The number of South African households with electricity has increased by almost 50% over the last 10 years, according to Statistics South Africa’s latest survey on household energy.
Releasing the survey in Pretoria on Thursday, Statistician-General Pali Lehohla said the number of South African households with legal electricity connections had increased by 49% between 2002 and 2012, from 8.3-million to 12.4-million households.
Lehohla said the gap had been closed with the addition of 4.1-million connections over the 10-year period, despite 3.8-million new households being added over the same period, bringing the total number of households to 14.6-million in 2012.
In all, 85.3% of households were connected to the electricity grid in 2012, up from 77.1% in 2002. Of the 15% still not connected by last year, four percent had no electricity access, while 11% were connected to electricity but not via the mains, with many of these being illegal connections.
He said that since the introduction of free basic electricity in 2005, the number of households that qualified for the provision had steadily declined, from 45.8% to 27.5% last year, because of the sharpening of the criteria to qualify for the provision.
Lehohla said it was concerning that 12.6% of South Africans, mainly in the country’s rural areas, still used wood for cooking. He recommended that the country provide more off-grid power solutions and renewable energy sources for poor households, particularly in rural areas where provision of electricity from the grid was not cost-effective.
South Africa should also introduce effective and efficient technologies to reduce the hazards of using solid fuels for heating, cooking and lighting, Lehohla said.
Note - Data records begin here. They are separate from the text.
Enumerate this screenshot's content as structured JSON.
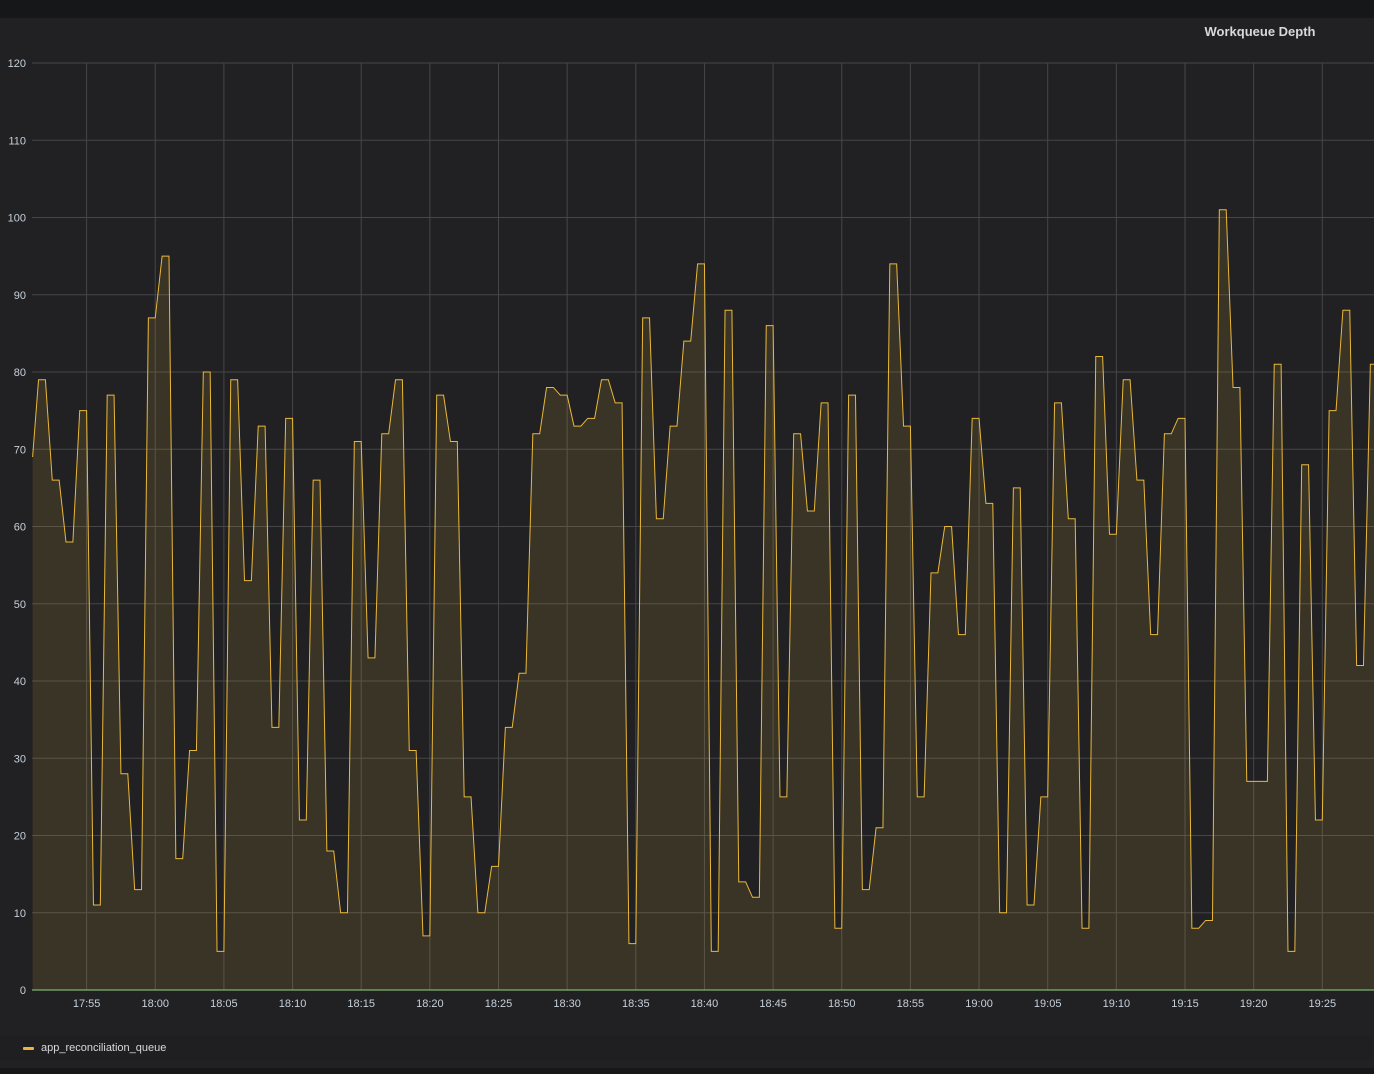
{
  "chart_data": {
    "type": "area",
    "title": "Workqueue Depth",
    "xlabel": "",
    "ylabel": "",
    "ylim": [
      0,
      120
    ],
    "yticks": [
      "0",
      "10",
      "20",
      "30",
      "40",
      "50",
      "60",
      "70",
      "80",
      "90",
      "100",
      "110",
      "120"
    ],
    "xtick_labels": [
      "17:55",
      "18:00",
      "18:05",
      "18:10",
      "18:15",
      "18:20",
      "18:25",
      "18:30",
      "18:35",
      "18:40",
      "18:45",
      "18:50",
      "18:55",
      "19:00",
      "19:05",
      "19:10",
      "19:15",
      "19:20",
      "19:25"
    ],
    "legend": "bottom-left",
    "grid": true,
    "line_color": "#eab839",
    "series": [
      {
        "name": "app_reconciliation_queue",
        "points": [
          [
            "17:51:04",
            69
          ],
          [
            "17:51:30",
            79
          ],
          [
            "17:52:00",
            79
          ],
          [
            "17:52:30",
            66
          ],
          [
            "17:53:00",
            66
          ],
          [
            "17:53:30",
            58
          ],
          [
            "17:54:00",
            58
          ],
          [
            "17:54:30",
            75
          ],
          [
            "17:55:00",
            75
          ],
          [
            "17:55:30",
            11
          ],
          [
            "17:56:00",
            11
          ],
          [
            "17:56:30",
            77
          ],
          [
            "17:57:00",
            77
          ],
          [
            "17:57:30",
            28
          ],
          [
            "17:58:00",
            28
          ],
          [
            "17:58:30",
            13
          ],
          [
            "17:59:00",
            13
          ],
          [
            "17:59:30",
            87
          ],
          [
            "18:00:00",
            87
          ],
          [
            "18:00:30",
            95
          ],
          [
            "18:01:00",
            95
          ],
          [
            "18:01:30",
            17
          ],
          [
            "18:02:00",
            17
          ],
          [
            "18:02:30",
            31
          ],
          [
            "18:03:00",
            31
          ],
          [
            "18:03:30",
            80
          ],
          [
            "18:04:00",
            80
          ],
          [
            "18:04:30",
            5
          ],
          [
            "18:05:00",
            5
          ],
          [
            "18:05:30",
            79
          ],
          [
            "18:06:00",
            79
          ],
          [
            "18:06:30",
            53
          ],
          [
            "18:07:00",
            53
          ],
          [
            "18:07:30",
            73
          ],
          [
            "18:08:00",
            73
          ],
          [
            "18:08:30",
            34
          ],
          [
            "18:09:00",
            34
          ],
          [
            "18:09:30",
            74
          ],
          [
            "18:10:00",
            74
          ],
          [
            "18:10:30",
            22
          ],
          [
            "18:11:00",
            22
          ],
          [
            "18:11:30",
            66
          ],
          [
            "18:12:00",
            66
          ],
          [
            "18:12:30",
            18
          ],
          [
            "18:13:00",
            18
          ],
          [
            "18:13:30",
            10
          ],
          [
            "18:14:00",
            10
          ],
          [
            "18:14:30",
            71
          ],
          [
            "18:15:00",
            71
          ],
          [
            "18:15:30",
            43
          ],
          [
            "18:16:00",
            43
          ],
          [
            "18:16:30",
            72
          ],
          [
            "18:17:00",
            72
          ],
          [
            "18:17:30",
            79
          ],
          [
            "18:18:00",
            79
          ],
          [
            "18:18:30",
            31
          ],
          [
            "18:19:00",
            31
          ],
          [
            "18:19:30",
            7
          ],
          [
            "18:20:00",
            7
          ],
          [
            "18:20:30",
            77
          ],
          [
            "18:21:00",
            77
          ],
          [
            "18:21:30",
            71
          ],
          [
            "18:22:00",
            71
          ],
          [
            "18:22:30",
            25
          ],
          [
            "18:23:00",
            25
          ],
          [
            "18:23:30",
            10
          ],
          [
            "18:24:00",
            10
          ],
          [
            "18:24:30",
            16
          ],
          [
            "18:25:00",
            16
          ],
          [
            "18:25:30",
            34
          ],
          [
            "18:26:00",
            34
          ],
          [
            "18:26:30",
            41
          ],
          [
            "18:27:00",
            41
          ],
          [
            "18:27:30",
            72
          ],
          [
            "18:28:00",
            72
          ],
          [
            "18:28:30",
            78
          ],
          [
            "18:29:00",
            78
          ],
          [
            "18:29:30",
            77
          ],
          [
            "18:30:00",
            77
          ],
          [
            "18:30:30",
            73
          ],
          [
            "18:31:00",
            73
          ],
          [
            "18:31:30",
            74
          ],
          [
            "18:32:00",
            74
          ],
          [
            "18:32:30",
            79
          ],
          [
            "18:33:00",
            79
          ],
          [
            "18:33:30",
            76
          ],
          [
            "18:34:00",
            76
          ],
          [
            "18:34:30",
            6
          ],
          [
            "18:35:00",
            6
          ],
          [
            "18:35:30",
            87
          ],
          [
            "18:36:00",
            87
          ],
          [
            "18:36:30",
            61
          ],
          [
            "18:37:00",
            61
          ],
          [
            "18:37:30",
            73
          ],
          [
            "18:38:00",
            73
          ],
          [
            "18:38:30",
            84
          ],
          [
            "18:39:00",
            84
          ],
          [
            "18:39:30",
            94
          ],
          [
            "18:40:00",
            94
          ],
          [
            "18:40:30",
            5
          ],
          [
            "18:41:00",
            5
          ],
          [
            "18:41:30",
            88
          ],
          [
            "18:42:00",
            88
          ],
          [
            "18:42:30",
            14
          ],
          [
            "18:43:00",
            14
          ],
          [
            "18:43:30",
            12
          ],
          [
            "18:44:00",
            12
          ],
          [
            "18:44:30",
            86
          ],
          [
            "18:45:00",
            86
          ],
          [
            "18:45:30",
            25
          ],
          [
            "18:46:00",
            25
          ],
          [
            "18:46:30",
            72
          ],
          [
            "18:47:00",
            72
          ],
          [
            "18:47:30",
            62
          ],
          [
            "18:48:00",
            62
          ],
          [
            "18:48:30",
            76
          ],
          [
            "18:49:00",
            76
          ],
          [
            "18:49:30",
            8
          ],
          [
            "18:50:00",
            8
          ],
          [
            "18:50:30",
            77
          ],
          [
            "18:51:00",
            77
          ],
          [
            "18:51:30",
            13
          ],
          [
            "18:52:00",
            13
          ],
          [
            "18:52:30",
            21
          ],
          [
            "18:53:00",
            21
          ],
          [
            "18:53:30",
            94
          ],
          [
            "18:54:00",
            94
          ],
          [
            "18:54:30",
            73
          ],
          [
            "18:55:00",
            73
          ],
          [
            "18:55:30",
            25
          ],
          [
            "18:56:00",
            25
          ],
          [
            "18:56:30",
            54
          ],
          [
            "18:57:00",
            54
          ],
          [
            "18:57:30",
            60
          ],
          [
            "18:58:00",
            60
          ],
          [
            "18:58:30",
            46
          ],
          [
            "18:59:00",
            46
          ],
          [
            "18:59:30",
            74
          ],
          [
            "19:00:00",
            74
          ],
          [
            "19:00:30",
            63
          ],
          [
            "19:01:00",
            63
          ],
          [
            "19:01:30",
            10
          ],
          [
            "19:02:00",
            10
          ],
          [
            "19:02:30",
            65
          ],
          [
            "19:03:00",
            65
          ],
          [
            "19:03:30",
            11
          ],
          [
            "19:04:00",
            11
          ],
          [
            "19:04:30",
            25
          ],
          [
            "19:05:00",
            25
          ],
          [
            "19:05:30",
            76
          ],
          [
            "19:06:00",
            76
          ],
          [
            "19:06:30",
            61
          ],
          [
            "19:07:00",
            61
          ],
          [
            "19:07:30",
            8
          ],
          [
            "19:08:00",
            8
          ],
          [
            "19:08:30",
            82
          ],
          [
            "19:09:00",
            82
          ],
          [
            "19:09:30",
            59
          ],
          [
            "19:10:00",
            59
          ],
          [
            "19:10:30",
            79
          ],
          [
            "19:11:00",
            79
          ],
          [
            "19:11:30",
            66
          ],
          [
            "19:12:00",
            66
          ],
          [
            "19:12:30",
            46
          ],
          [
            "19:13:00",
            46
          ],
          [
            "19:13:30",
            72
          ],
          [
            "19:14:00",
            72
          ],
          [
            "19:14:30",
            74
          ],
          [
            "19:15:00",
            74
          ],
          [
            "19:15:30",
            8
          ],
          [
            "19:16:00",
            8
          ],
          [
            "19:16:30",
            9
          ],
          [
            "19:17:00",
            9
          ],
          [
            "19:17:30",
            101
          ],
          [
            "19:18:00",
            101
          ],
          [
            "19:18:30",
            78
          ],
          [
            "19:19:00",
            78
          ],
          [
            "19:19:30",
            27
          ],
          [
            "19:20:00",
            27
          ],
          [
            "19:20:30",
            27
          ],
          [
            "19:21:00",
            27
          ],
          [
            "19:21:30",
            81
          ],
          [
            "19:22:00",
            81
          ],
          [
            "19:22:30",
            5
          ],
          [
            "19:23:00",
            5
          ],
          [
            "19:23:30",
            68
          ],
          [
            "19:24:00",
            68
          ],
          [
            "19:24:30",
            22
          ],
          [
            "19:25:00",
            22
          ],
          [
            "19:25:30",
            75
          ],
          [
            "19:26:00",
            75
          ],
          [
            "19:26:30",
            88
          ],
          [
            "19:27:00",
            88
          ],
          [
            "19:27:30",
            42
          ],
          [
            "19:28:00",
            42
          ],
          [
            "19:28:30",
            81
          ],
          [
            "19:29:00",
            81
          ]
        ]
      }
    ]
  }
}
Statistics SA’s survey also revealed that among households with a per capita income of under R390 a month, just 79% had electricity connections, compared to 94% for those with monthly incomes of R4 000 or more.
While 94% of formal homes and 91% of state-subsidised homes were connected to the grid, just 54% of households in informal areas and 63% in traditional areas had connections to the grid.
Over three-quarters of South Africans use the pre-paid method to pay for their electricity, with just 21% opting to pay for their electricity by way of monthly bills – ranging from six percent in rural areas to 27% in urban areas.
Nationally, only 4.6% of households do not pay for their electricity, according to the survey. In all, 3.4% of households reported that their electricity had been cut off in the 30 days prior to the survey because of non-payment.
The survey also revealed that households consume 13% of South Africa’s electricity, with manufacturing industry the country’s biggest user, consuming 49%.
Other findings from the survey include:
- Households spend on average R2 494 a month on electricity, gas and other fuels.
- In all, 18% of rural households and 8.4% of urban dwellers use candles and paraffin for lighting.
- 57% of households said it was acceptable to protest about electricity prices, while 97% reported that it was never acceptable to steal electricity.